BEGIN Available data

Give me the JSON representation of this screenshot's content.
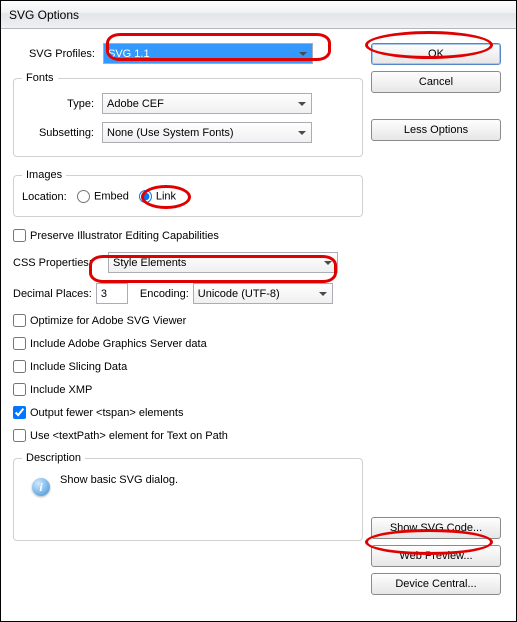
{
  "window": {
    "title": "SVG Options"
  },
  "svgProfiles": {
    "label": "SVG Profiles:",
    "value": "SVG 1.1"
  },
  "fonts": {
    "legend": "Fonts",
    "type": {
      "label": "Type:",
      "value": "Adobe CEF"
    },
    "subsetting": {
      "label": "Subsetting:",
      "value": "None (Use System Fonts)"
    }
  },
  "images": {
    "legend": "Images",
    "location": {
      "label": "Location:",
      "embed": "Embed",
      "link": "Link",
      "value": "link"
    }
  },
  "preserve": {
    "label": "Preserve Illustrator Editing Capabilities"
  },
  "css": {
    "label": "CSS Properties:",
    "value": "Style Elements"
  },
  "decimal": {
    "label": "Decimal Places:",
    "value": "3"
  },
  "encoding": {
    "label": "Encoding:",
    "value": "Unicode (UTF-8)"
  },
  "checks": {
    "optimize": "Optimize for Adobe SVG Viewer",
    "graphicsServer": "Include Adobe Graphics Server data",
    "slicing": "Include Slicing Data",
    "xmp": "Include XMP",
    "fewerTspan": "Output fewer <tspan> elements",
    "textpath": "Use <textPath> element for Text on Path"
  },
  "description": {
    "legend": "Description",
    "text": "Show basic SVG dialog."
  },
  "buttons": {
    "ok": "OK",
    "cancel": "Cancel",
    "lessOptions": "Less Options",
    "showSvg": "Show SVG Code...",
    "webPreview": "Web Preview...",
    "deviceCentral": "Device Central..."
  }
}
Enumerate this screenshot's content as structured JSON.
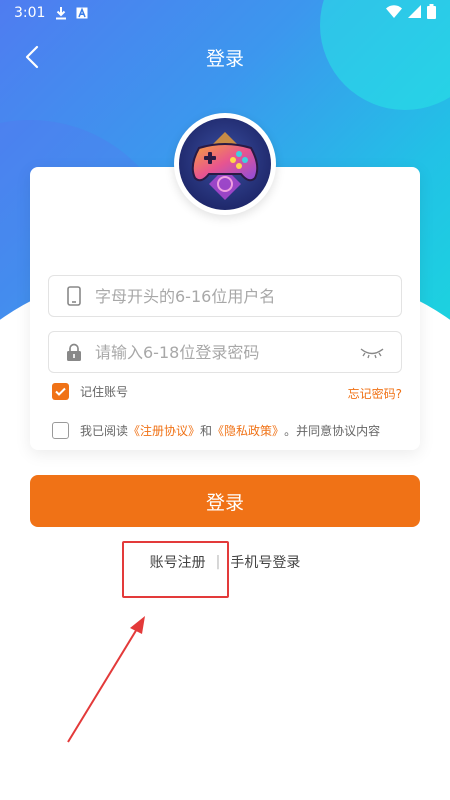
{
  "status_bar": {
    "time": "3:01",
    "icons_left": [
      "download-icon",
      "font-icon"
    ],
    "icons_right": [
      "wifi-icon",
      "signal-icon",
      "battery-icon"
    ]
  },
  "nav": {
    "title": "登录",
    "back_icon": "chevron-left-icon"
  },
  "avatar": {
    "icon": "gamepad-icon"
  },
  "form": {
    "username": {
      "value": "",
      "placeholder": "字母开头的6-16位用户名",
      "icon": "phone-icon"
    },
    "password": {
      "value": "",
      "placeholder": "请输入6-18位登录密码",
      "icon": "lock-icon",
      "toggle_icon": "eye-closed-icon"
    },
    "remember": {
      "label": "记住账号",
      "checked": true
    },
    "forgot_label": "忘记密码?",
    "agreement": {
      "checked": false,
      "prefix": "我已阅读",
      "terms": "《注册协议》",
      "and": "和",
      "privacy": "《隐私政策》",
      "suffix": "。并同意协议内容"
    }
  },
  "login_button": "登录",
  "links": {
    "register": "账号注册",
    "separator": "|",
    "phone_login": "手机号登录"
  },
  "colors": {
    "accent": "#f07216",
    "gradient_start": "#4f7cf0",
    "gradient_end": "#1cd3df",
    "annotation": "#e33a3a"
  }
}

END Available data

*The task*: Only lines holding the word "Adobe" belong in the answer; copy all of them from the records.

*Exercise response*:
      "value": "Adobe CEF"
    "optimize": "Optimize for Adobe SVG Viewer",
    "graphicsServer": "Include Adobe Graphics Server data",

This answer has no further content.